  • Hitting Enter on a masked link (still) takes you to the correct target document.
  • When typing a masked link, we only try to complete the text after the previous |, not all the way back to the opening [.
  • When typing any kind of link, masked links in other documents no longer break the completion engine.

In addition, we previously assumed that the link target had the same format as the current buffer - if you were editing SomePage.md and followed a link to “AnotherPage”, we would try to edit AnotherPage.md. Now we try all the extensions GitHub supports until we find one that results in a file that exists, or fall back to .md if none of them exist.

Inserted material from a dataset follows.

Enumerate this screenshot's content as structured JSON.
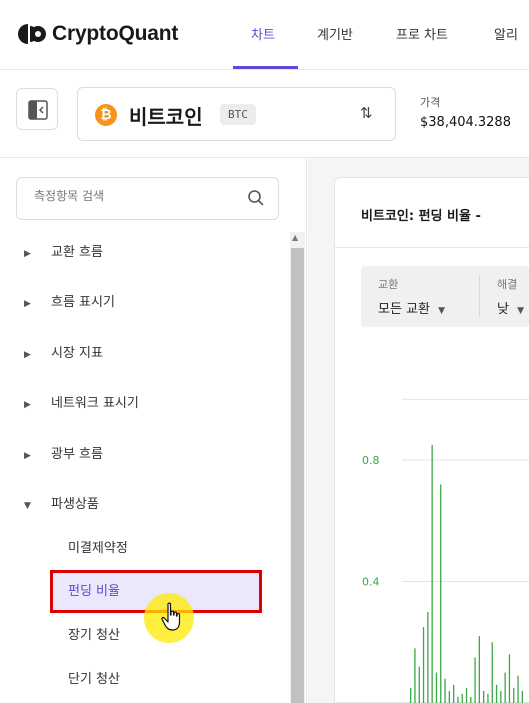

This afternoon I spent some time using the plugin to sketch out world-building notes for a role-playing game I want to run, and the biggest frustration I had was getting side-tracked by ideas rather than wrestling with the tool. I consider that a success, but I’ll keep using it for a while to see what other awkwardness I encounter.